Protecting your work site from Covid-19


By Building Today writer Jo Bailey

Like many industries in New Zealand, the construction sector has been hit hard by the Covid-19 pandemic, with tools downed and building sites locked up and deserted as the country headed into lockdown.

Canterbury Master Builders Association president Ivan Stanicich says even once the lockdown is lifted and builders and contractors can return to their work sites, there will be a “new normal” everyone will have to adapt to.

“We can’t think we’re going to drop from Level 4 restrictions to Level 0 overnight, and that everything will return to normal. Far from it. The restrictions and monitoring at various levels and the risks of Covid-19 could be with us for some time,” Stanicich says.

“Having strict health, hygiene and safety practices on our work sites is going to be vitally important to ensure we are protecting ourselves, our employees, our contractors and our clients.”

Best practice guidelines

Stanicich has spoken to several industry colleagues, and has sought advice from HazardCo and SiteSafe to come up with a list of best practice guidelines all company owners and tradespeople should follow once they are able to return to the work site. They are:

• Stay away: If you are sick do not enter your workplace until you are well, or have self-isolated for 14 days.

• Everyone must register: Anyone coming on to the building site must register at the site entry.

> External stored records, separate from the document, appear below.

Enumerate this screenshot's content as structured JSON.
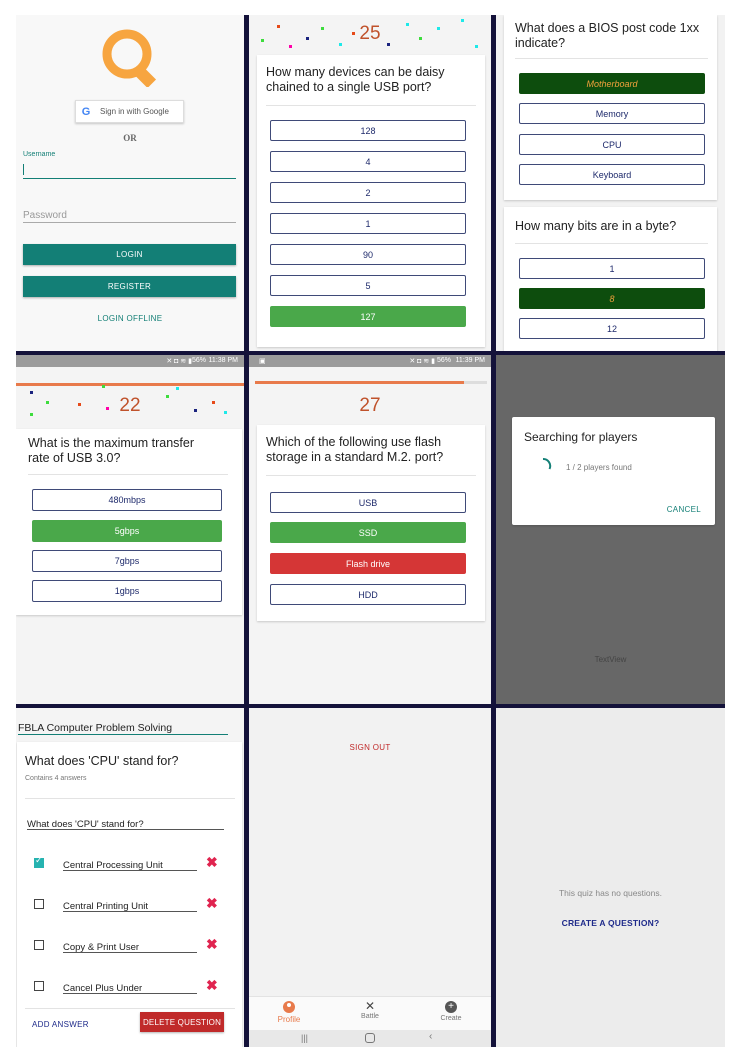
{
  "login": {
    "google_label": "Sign in with Google",
    "or_label": "OR",
    "username_label": "Username",
    "password_placeholder": "Password",
    "login_label": "LOGIN",
    "register_label": "REGISTER",
    "offline_label": "LOGIN OFFLINE"
  },
  "quiz25": {
    "score": "25",
    "question": "How many devices can be daisy chained to a single USB port?",
    "options": [
      "128",
      "4",
      "2",
      "1",
      "90",
      "5",
      "127"
    ],
    "correct_index": 6
  },
  "bios": {
    "q1": "What does a BIOS post code 1xx indicate?",
    "q1_options": [
      "Motherboard",
      "Memory",
      "CPU",
      "Keyboard"
    ],
    "q2": "How many bits are in a byte?",
    "q2_options": [
      "1",
      "8",
      "12"
    ]
  },
  "quiz22": {
    "status_time": "11:38 PM",
    "battery": "56%",
    "score": "22",
    "question": "What is the maximum transfer rate of USB 3.0?",
    "options": [
      "480mbps",
      "5gbps",
      "7gbps",
      "1gbps"
    ],
    "correct_index": 1
  },
  "quiz27": {
    "status_time": "11:39 PM",
    "battery": "56%",
    "score": "27",
    "question": "Which of the following use flash storage in a standard M.2. port?",
    "options": [
      "USB",
      "SSD",
      "Flash drive",
      "HDD"
    ]
  },
  "searching": {
    "title": "Searching for players",
    "progress": "1 / 2 players found",
    "cancel": "CANCEL",
    "bg_text": "TextView"
  },
  "editor": {
    "quiz_title": "FBLA Computer Problem Solving",
    "question": "What does 'CPU' stand for?",
    "answer_count": "Contains 4 answers",
    "question_input": "What does 'CPU' stand for?",
    "answers": [
      {
        "text": "Central Processing Unit",
        "checked": true
      },
      {
        "text": "Central Printing Unit",
        "checked": false
      },
      {
        "text": "Copy & Print User",
        "checked": false
      },
      {
        "text": "Cancel Plus Under",
        "checked": false
      }
    ],
    "add_answer": "ADD ANSWER",
    "delete_question": "DELETE QUESTION"
  },
  "profile": {
    "sign_out": "SIGN OUT",
    "nav": [
      {
        "label": "Profile",
        "icon": "person-icon"
      },
      {
        "label": "Battle",
        "icon": "crossed-swords-icon"
      },
      {
        "label": "Create",
        "icon": "plus-circle-icon"
      }
    ]
  },
  "empty_quiz": {
    "message": "This quiz has no questions.",
    "create": "CREATE A QUESTION?"
  },
  "colors": {
    "teal": "#137f76",
    "correct_green": "#4aa84a",
    "wrong_red": "#d53636",
    "dark_green": "#0d4d0d",
    "score_orange": "#c0522b",
    "logo_orange": "#f7a540",
    "delete_red": "#c02a2a"
  }
}
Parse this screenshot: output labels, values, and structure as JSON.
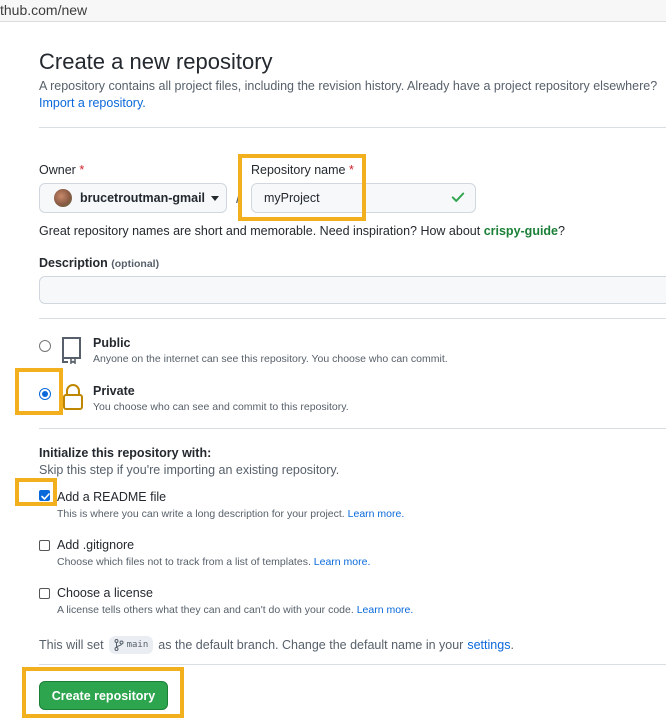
{
  "browser": {
    "url": "thub.com/new"
  },
  "header": {
    "title": "Create a new repository",
    "subtitle": "A repository contains all project files, including the revision history. Already have a project repository elsewhere?",
    "import_link": "Import a repository."
  },
  "owner": {
    "label": "Owner",
    "required_mark": "*",
    "value": "brucetroutman-gmail"
  },
  "separator": "/",
  "repo_name": {
    "label": "Repository name",
    "required_mark": "*",
    "value": "myProject"
  },
  "name_hint": {
    "text": "Great repository names are short and memorable. Need inspiration? How about",
    "suggestion": "crispy-guide",
    "end": "?"
  },
  "description": {
    "label": "Description",
    "optional": "(optional)",
    "value": ""
  },
  "visibility": {
    "selected": "private",
    "public": {
      "title": "Public",
      "desc": "Anyone on the internet can see this repository. You choose who can commit."
    },
    "private": {
      "title": "Private",
      "desc": "You choose who can see and commit to this repository."
    }
  },
  "init": {
    "title": "Initialize this repository with:",
    "subtitle": "Skip this step if you're importing an existing repository.",
    "readme": {
      "checked": true,
      "title": "Add a README file",
      "desc": "This is where you can write a long description for your project.",
      "learn": "Learn more."
    },
    "gitignore": {
      "checked": false,
      "title": "Add .gitignore",
      "desc": "Choose which files not to track from a list of templates.",
      "learn": "Learn more."
    },
    "license": {
      "checked": false,
      "title": "Choose a license",
      "desc": "A license tells others what they can and can't do with your code.",
      "learn": "Learn more."
    }
  },
  "branch": {
    "prefix": "This will set",
    "name": "main",
    "suffix": "as the default branch. Change the default name in your",
    "settings_link": "settings",
    "end": "."
  },
  "submit": {
    "label": "Create repository"
  },
  "colors": {
    "accent": "#0969da",
    "primary_button": "#2da44e",
    "highlight": "#f2b01e",
    "success": "#1a7f37"
  }
}
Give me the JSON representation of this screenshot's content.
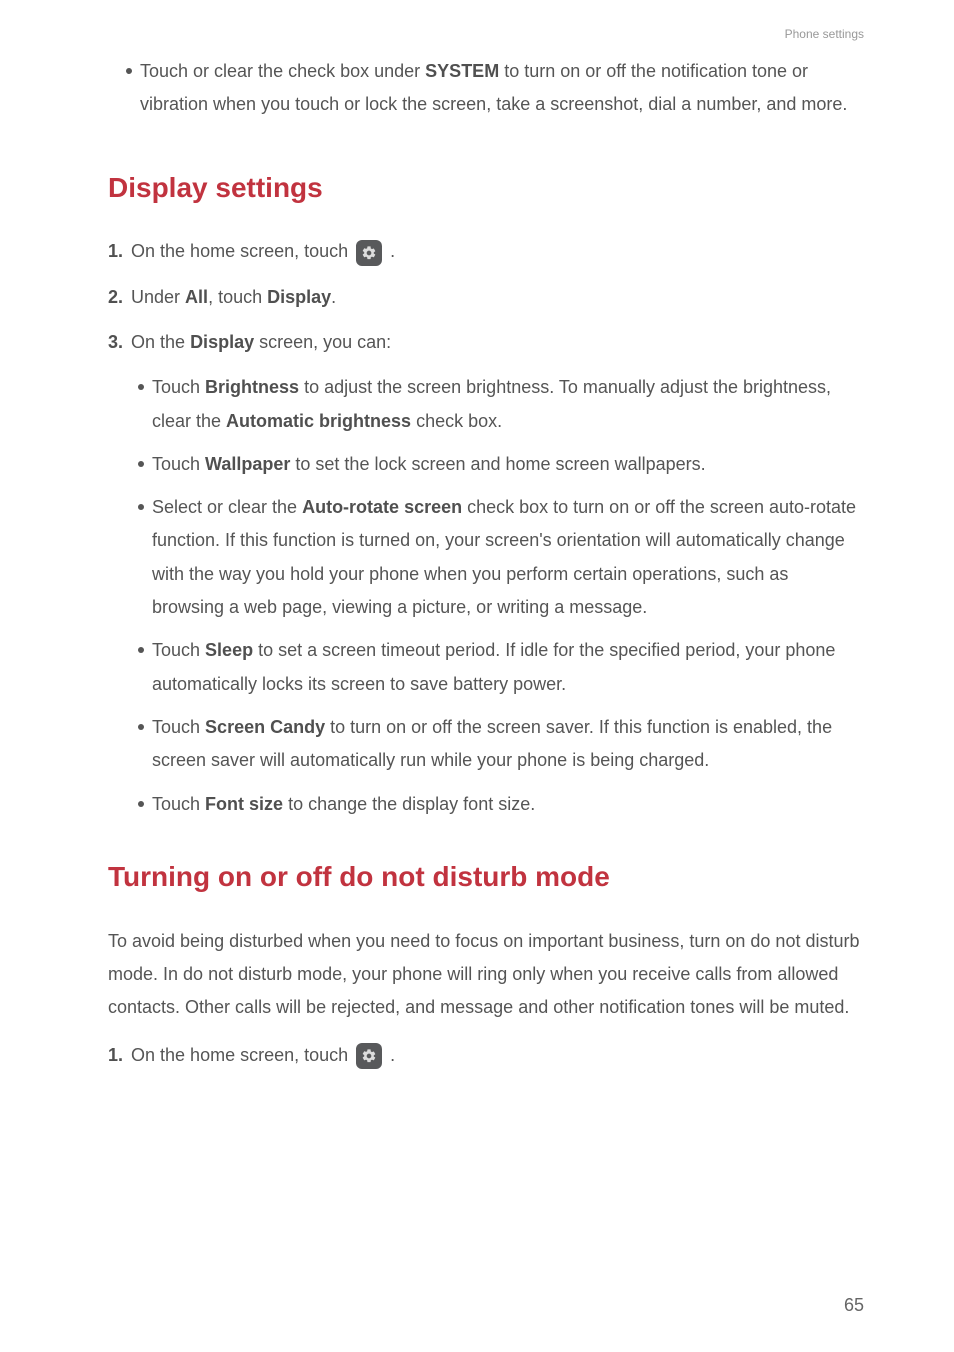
{
  "header": {
    "section": "Phone settings"
  },
  "top_bullet": {
    "t1": "Touch or clear the check box under ",
    "b1": "SYSTEM",
    "t2": " to turn on or off the notification tone or vibration when you touch or lock the screen, take a screenshot, dial a number, and more."
  },
  "section1": {
    "heading": "Display settings",
    "steps": {
      "s1": {
        "num": "1.",
        "t1": "On the home screen, touch ",
        "t2": " ."
      },
      "s2": {
        "num": "2.",
        "t1": "Under ",
        "b1": "All",
        "t2": ", touch ",
        "b2": "Display",
        "t3": "."
      },
      "s3": {
        "num": "3.",
        "t1": "On the ",
        "b1": "Display",
        "t2": " screen, you can:"
      }
    },
    "bullets": {
      "b1": {
        "t1": "Touch ",
        "b1": "Brightness",
        "t2": " to adjust the screen brightness. To manually adjust the brightness, clear the ",
        "b2": "Automatic brightness",
        "t3": " check box."
      },
      "b2": {
        "t1": "Touch ",
        "b1": "Wallpaper",
        "t2": " to set the lock screen and home screen wallpapers."
      },
      "b3": {
        "t1": "Select or clear the ",
        "b1": "Auto-rotate screen",
        "t2": " check box to turn on or off the screen auto-rotate function. If this function is turned on, your screen's orientation will automatically change with the way you hold your phone when you perform certain operations, such as browsing a web page, viewing a picture, or writing a message."
      },
      "b4": {
        "t1": "Touch ",
        "b1": "Sleep",
        "t2": " to set a screen timeout period. If idle for the specified period, your phone automatically locks its screen to save battery power."
      },
      "b5": {
        "t1": "Touch ",
        "b1": "Screen Candy",
        "t2": " to turn on or off the screen saver. If this function is enabled, the screen saver will automatically run while your phone is being charged."
      },
      "b6": {
        "t1": "Touch ",
        "b1": "Font size",
        "t2": " to change the display font size."
      }
    }
  },
  "section2": {
    "heading": "Turning on or off do not disturb mode",
    "para": "To avoid being disturbed when you need to focus on important business, turn on do not disturb mode. In do not disturb mode, your phone will ring only when you receive calls from allowed contacts. Other calls will be rejected, and message and other notification tones will be muted.",
    "steps": {
      "s1": {
        "num": "1.",
        "t1": "On the home screen, touch ",
        "t2": " ."
      }
    }
  },
  "page_number": "65"
}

This enables the risk to be managed, and if someone does fall ill, the documentation is already in place to trace their contacts.

Names can be collected on paper, or through a HazardCo or SiteSafe app on a device at the site entry, which allows people to sign in and out using a QR code.

“Commercial sites are already very good at this, but the residential building sector is nowhere near where it should be. We need to ensure there is a much higher level of recording when we go back to work,” Stanicich says.

• Better communication: A toolbox meeting at the start of the day can provide a clear outline of the day’s plans, who is working on-site, how risks will be managed, how safe working distances will be maximised, what the expected hygiene practices are, and deciding who might need PPE gear.

HazardCo and SiteSafe apps can record details of toolbox meetings, and even save a photo of the team to show who attended each day.

• Physical distancing: It is important that physical interaction guidelines are put in place to ensure tradespeople continue to maintain the two-metre physical distancing rule once back on the work site.

When carrying out tasks such as installing a vanity, which requires closer contact, wear PPE equipment such as masks and disposable gloves.

Split shifts, staggered meal breaks

Site managers could also consider running split shifts, staggered meal breaks, and flexible working arrangements, while ensuring employees use separate vehicles. All visitors to the site should be made aware of the physical interaction guidelines.

• Don’t share tools: Try not to share tools. However, if this is necessary, wipe the tools down with antiseptic wipes between uses, or use disposable gloves when using the tools, which can be discarded after use.

• Hand washing: Regular, thorough hand washing and drying is proven to be one of the best defences against Covid-19. While building companies should implement a good hygiene plan, it is up to the individual tradespeople to take responsibility for their personal hygiene and supplies, Stanicich says.

“Individuals should bring their own soap, hand sanitiser, paper towels and a bucket or bowl to work. If there is no water on site, they should bring bottled water for hand washing instead.

“It goes without saying that sanitising or washing the hands before eating food or after using the site Portaloo is critical too.”

• Other basic hygiene rules: Continue to follow protocols such as sneezing or coughing into your elbow or a tissue, washing your hands straight away, and not touching your face.

Also frequently wipe down high touch work surfaces such as door and window handles, taps and benches.

Designated delivery areas

• Contactless deliveries: Hiab operators making large deliveries who need to come into the workspace must be registered. A designated area on the worksite should be set aside for smaller courier parcels.

Anyone collecting a smaller parcel should wear disposable gloves, open it in an appropriate place, dispose of the packaging in the site skip, discard the gloves and wash their hands.

• Going home: Have some hand sanitiser in your vehicle to use as soon as you leave the work site. Have a shower as soon as you get home, and put at least the outer layer of your work clothes through the washing machine.

If tradespeople listen to the science and health advice, and make a few sustainable changes to manage the ongoing risk of Covid-19, this will help to ensure everyone goes home from work safe and healthy, Stanicich says.

“These changes start at the top, but just like during the lockdown, everybody needs to play their part. As well as looking after ourselves and our workmates onsite, if we follow these protocols, we’re ensuring our families and friends stay safe too.”

Previous articleGovernment seeks infrastructure projects
Next articleFrom desire to necessity: Why do we always want more?